In this blog, I've tried to steer clear of discussions involving politics. This is because such discussions are rarely scientific (by which I mean involving more emotion than fact), and discussing politics is a good way to alienate at least half of you very quickly. Besides, we are innundated with political discussions on TV, in the newspaper, over the radio, and throughout the internet. Adding my voice to the cacophony will accomplish little other than to waste my time and breath.
But, today, I will briefly stray into the political arena before turning tail and running back to my science discussions in future blog ramblings. Yesterday I happened across this news story from Reuters discussing the contents of a memo sent to some U.S. scientists regarding the appropriateness of discussing climate change in foriegn meetings. Specifically, the memo appears to require the scientists to avoid discussing certain topics (such as the impact of global warming and melting sea ice on polar bears) when at meetings overseas.
I find this news article quite disturbing, although I must admit I have not seen the full memo. In politics, it is quite common to have discussion topics limited and for participants in those discussions stick to well-defined talking points. We see this, for example, during presidential debates. The moderator will ask a question about a politician's position on strains in relations with the Duchy of Grand Fenwick, and the politician "answers" with some statement about supporting freedom fighters in Freedonia. Control of the "message" is of primary importance in politics.
In scientific debates, such tactics go over like a lead balloon. Although scientists will argue passionately and emotionally for their favorite theory or interpretation of data, the vast majority of scientists are willing to listen to a well-argued opposing viewpoint. In scientific meetings, the vital component is a free exchange of ideas. Asking a scientist to refrain from discussing topics that might come up from a meeting is an affront to the scientific process, especially since the ideas in this case (polar bears and global warming) are not secrets key to national security. Not to mention that, as citizens of the United States, we are guaranteed the right to free speech.

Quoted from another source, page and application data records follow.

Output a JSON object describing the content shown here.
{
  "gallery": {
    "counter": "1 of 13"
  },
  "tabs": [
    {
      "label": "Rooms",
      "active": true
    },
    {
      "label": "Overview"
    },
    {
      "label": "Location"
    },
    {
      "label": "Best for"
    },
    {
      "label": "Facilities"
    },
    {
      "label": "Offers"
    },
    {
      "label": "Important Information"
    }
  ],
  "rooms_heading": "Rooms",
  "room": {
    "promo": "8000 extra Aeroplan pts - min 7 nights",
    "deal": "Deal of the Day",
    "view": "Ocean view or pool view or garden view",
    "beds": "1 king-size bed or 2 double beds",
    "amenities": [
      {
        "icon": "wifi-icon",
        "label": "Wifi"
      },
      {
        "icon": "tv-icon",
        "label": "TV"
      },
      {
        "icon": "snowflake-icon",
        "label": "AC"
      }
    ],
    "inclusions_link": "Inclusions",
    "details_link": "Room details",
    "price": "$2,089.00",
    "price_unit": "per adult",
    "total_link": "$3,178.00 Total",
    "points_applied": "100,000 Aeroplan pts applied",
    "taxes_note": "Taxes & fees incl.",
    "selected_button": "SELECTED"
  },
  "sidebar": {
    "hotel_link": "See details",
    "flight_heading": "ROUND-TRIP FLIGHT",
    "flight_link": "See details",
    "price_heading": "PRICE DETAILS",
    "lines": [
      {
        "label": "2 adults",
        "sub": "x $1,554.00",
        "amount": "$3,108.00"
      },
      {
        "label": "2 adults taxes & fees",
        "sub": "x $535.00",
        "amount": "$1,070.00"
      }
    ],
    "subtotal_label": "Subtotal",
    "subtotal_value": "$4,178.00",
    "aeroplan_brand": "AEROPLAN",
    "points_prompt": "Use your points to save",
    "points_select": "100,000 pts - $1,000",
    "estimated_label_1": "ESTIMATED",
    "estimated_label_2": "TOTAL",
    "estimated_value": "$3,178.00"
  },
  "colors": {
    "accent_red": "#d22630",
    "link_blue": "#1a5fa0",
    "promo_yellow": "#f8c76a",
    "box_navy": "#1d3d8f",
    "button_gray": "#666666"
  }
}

One could argue that, since the money these scientists are paid comes from the federal government, that the government should be able to retain some veto power. But this is not how science has been done in the U.S. since at least World War II. Goverment agencies award money to scientific researchers for the purpose of a specific research project. These projects do have to obey some pre-set, sensical rules (such as obeying ethics rules, meeting minimum scientific standards, and so on). But the agencies awarding the funds do not attempt to influence the outcome of the research, and for good reason (just look into the history of the so-called "scientific" research of the Tobacco Institute).
U.S. scientists who are attending scientific meetings on global warming, climate change, or polar bears are not rushing off overseas to burn american flags and shout anti-U.S. slogans. They are partaking in the normal scientific process trying to understand issues. If we cannot freely debate questions such as how much of the polar ice caps will melt, we cannot understand what impact global warming will have on our society. Preventing discussion of polar ice melt does not prevent the melting itself. The only thing it inhibits are discussions on what the impact on humans will be, and what, if anything, we can do to minimize or reduce those impacts. And that is an issue of national security.